The current use of the term “estate planning” has brought many meanings. It can mean something fairly simple such as preparing a will, to something very complex such as planning for tax savings and multiple generation transfers.
A trust is simply a document, much like a contract, that creates legal responsibility to manage assets of all types. A trust has three parties:
- The person who creates the trust (grantor or settler)
- The person who will provide the management of the assets (trustee)
- The person or persons who will receive benefit from the trust (beneficiary)
Interestingly, one person can hold all three positions. Also, a corporation or other non-person can be any one or all of the three positions. In the most common situation, a person creates a trust that is revocable and the same person serves as trustee and beneficiary.

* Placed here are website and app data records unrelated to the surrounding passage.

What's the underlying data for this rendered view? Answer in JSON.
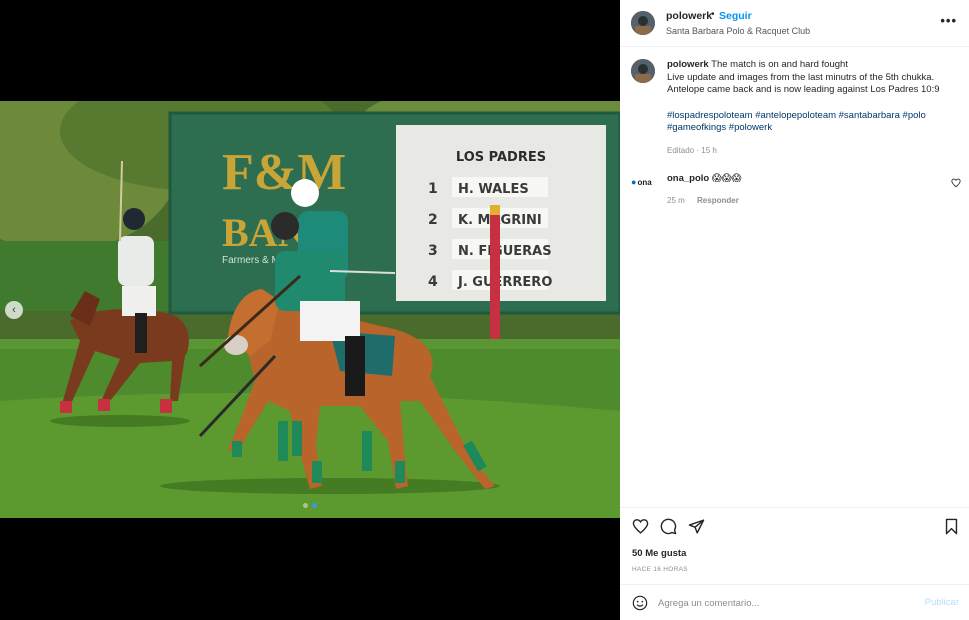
{
  "post": {
    "username": "polowerk",
    "separator": "•",
    "follow_label": "Seguir",
    "location": "Santa Barbara Polo & Racquet Club",
    "more_icon": "more-options-icon"
  },
  "caption": {
    "username": "polowerk",
    "line1": "The match is on and hard fought",
    "line2": "Live update and images from the last minutrs of the 5th chukka.",
    "line3": "Antelope came back and is now leading against Los Padres 10:9",
    "hashtags": "#lospadrespoloteam #antelopepoloteam #santabarbara #polo #gameofkings #polowerk",
    "edited": "Editado · 15 h"
  },
  "comment": {
    "avatar_label": "ona",
    "username": "ona_polo",
    "text": "😱😱😱",
    "time": "25 m",
    "reply_label": "Responder"
  },
  "image": {
    "sign_brand_top": "F&M",
    "sign_brand_bottom": "BANK",
    "sign_sub": "Farmers & Merchants",
    "board_title": "LOS PADRES",
    "board_rows": [
      {
        "num": "1",
        "name": "H. WALES"
      },
      {
        "num": "2",
        "name": "K. MAGRINI"
      },
      {
        "num": "3",
        "name": "N. FIGUERAS"
      },
      {
        "num": "4",
        "name": "J. GUERRERO"
      }
    ],
    "carousel_active_index": 1,
    "carousel_count": 2
  },
  "actions": {
    "likes": "50 Me gusta",
    "when": "HACE 16 HORAS"
  },
  "add_comment": {
    "placeholder": "Agrega un comentario...",
    "post_label": "Publicar"
  },
  "colors": {
    "accent_blue": "#0095f6",
    "hashtag": "#00376b",
    "publish_disabled": "#b2dffc"
  }
}
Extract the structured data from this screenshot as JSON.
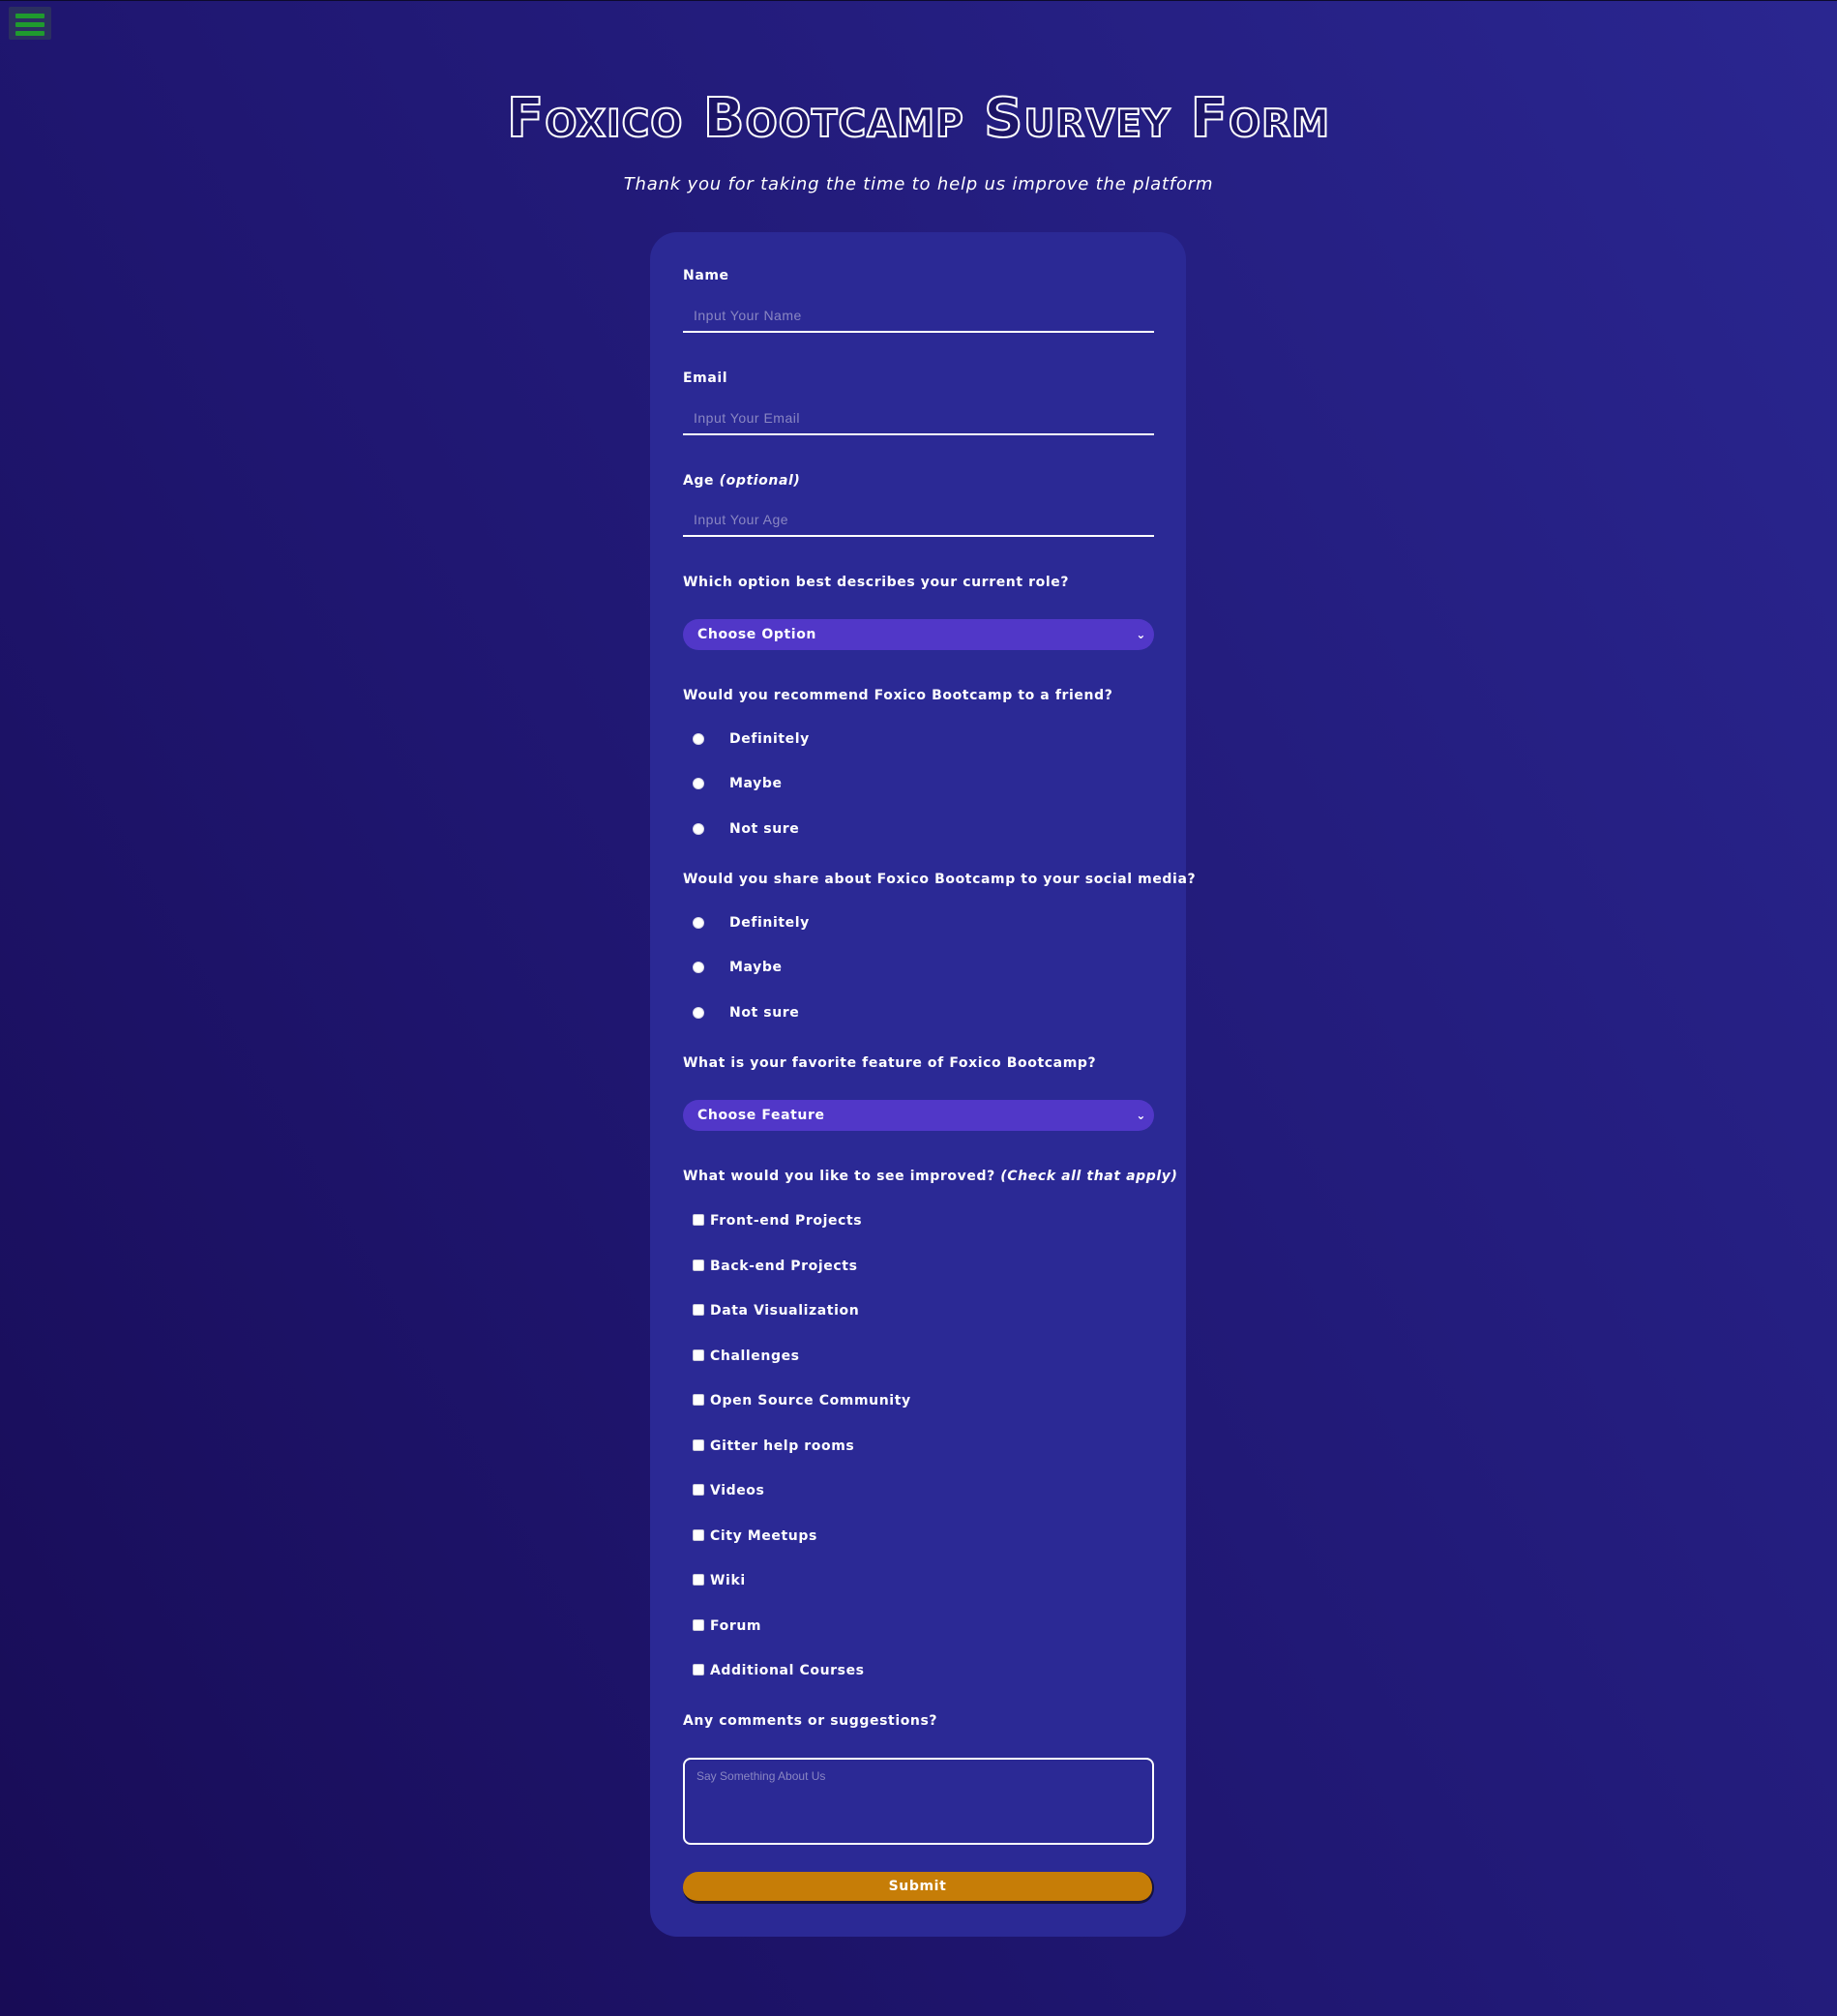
{
  "page": {
    "title": "Foxico Bootcamp Survey Form",
    "subtitle": "Thank you for taking the time to help us improve the platform",
    "menu_icon": "hamburger-menu-icon",
    "colors": {
      "background": "#1f1670",
      "card": "#2b2995",
      "select": "#5137c8",
      "submit": "#c67d07",
      "menu_bars": "#1f9b2e"
    }
  },
  "form": {
    "name": {
      "label": "Name",
      "placeholder": "Input Your Name"
    },
    "email": {
      "label": "Email",
      "placeholder": "Input Your Email"
    },
    "age": {
      "label": "Age",
      "label_note": "(optional)",
      "placeholder": "Input Your Age"
    },
    "role": {
      "label": "Which option best describes your current role?",
      "selected": "Choose Option"
    },
    "recommend": {
      "label": "Would you recommend Foxico Bootcamp to a friend?",
      "options": [
        "Definitely",
        "Maybe",
        "Not sure"
      ]
    },
    "share": {
      "label": "Would you share about Foxico Bootcamp to your social media?",
      "options": [
        "Definitely",
        "Maybe",
        "Not sure"
      ]
    },
    "feature": {
      "label": "What is your favorite feature of Foxico Bootcamp?",
      "selected": "Choose Feature"
    },
    "improve": {
      "label": "What would you like to see improved?",
      "label_note": "(Check all that apply)",
      "options": [
        "Front-end Projects",
        "Back-end Projects",
        "Data Visualization",
        "Challenges",
        "Open Source Community",
        "Gitter help rooms",
        "Videos",
        "City Meetups",
        "Wiki",
        "Forum",
        "Additional Courses"
      ]
    },
    "comments": {
      "label": "Any comments or suggestions?",
      "placeholder": "Say Something About Us"
    },
    "submit_label": "Submit"
  }
}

If our analysis of the client’s financial situation indicates that the estate would be taxed, or likely to be taxed, we will add language that helps either reduce or eliminate the tax. Trusts will not “cure all ills,” but are one of the money good techniques to use to simplify the management and transfer of assets.
When we finish a matter for our estate planning clients, we ask them to evaluate their experience. We always hear they appreciate the Adrian & Pankratz approach, which emphasizes planning unique to their specific needs. They say we hear them and respond to what is said. They say we are clear and understandable in our explanations. Since our questionnaires request that clients rate us, we know that we regularly receive high marks. We want to keep those ratings and will do all we can to maintain that status. As a result, our clients benefit by receiving estate planning tailored to their needs in a manner they understand.
Areas of Representation
- Special Needs
- Living Wills
- Durable Power of Attorney for Healthcare
- Financial Durable Power of Attorney
Estate Planning Forms
Elder Law Today Newsletters
- Avoiding Probate (PDF)
- Durable Powers of Attorney (PDF)
- Transferring Property Upon Your Death (PDF)
- When a Loved One Dies (PDF)
- Living Wills (PDF)
- Power of Attorney, Guardianship and Conservatorship (PDF)
- Understanding Life Sustaining Measures (PDF)
- Financial Gifts to Children and their Effect on Medicaid Qualifications (PDF)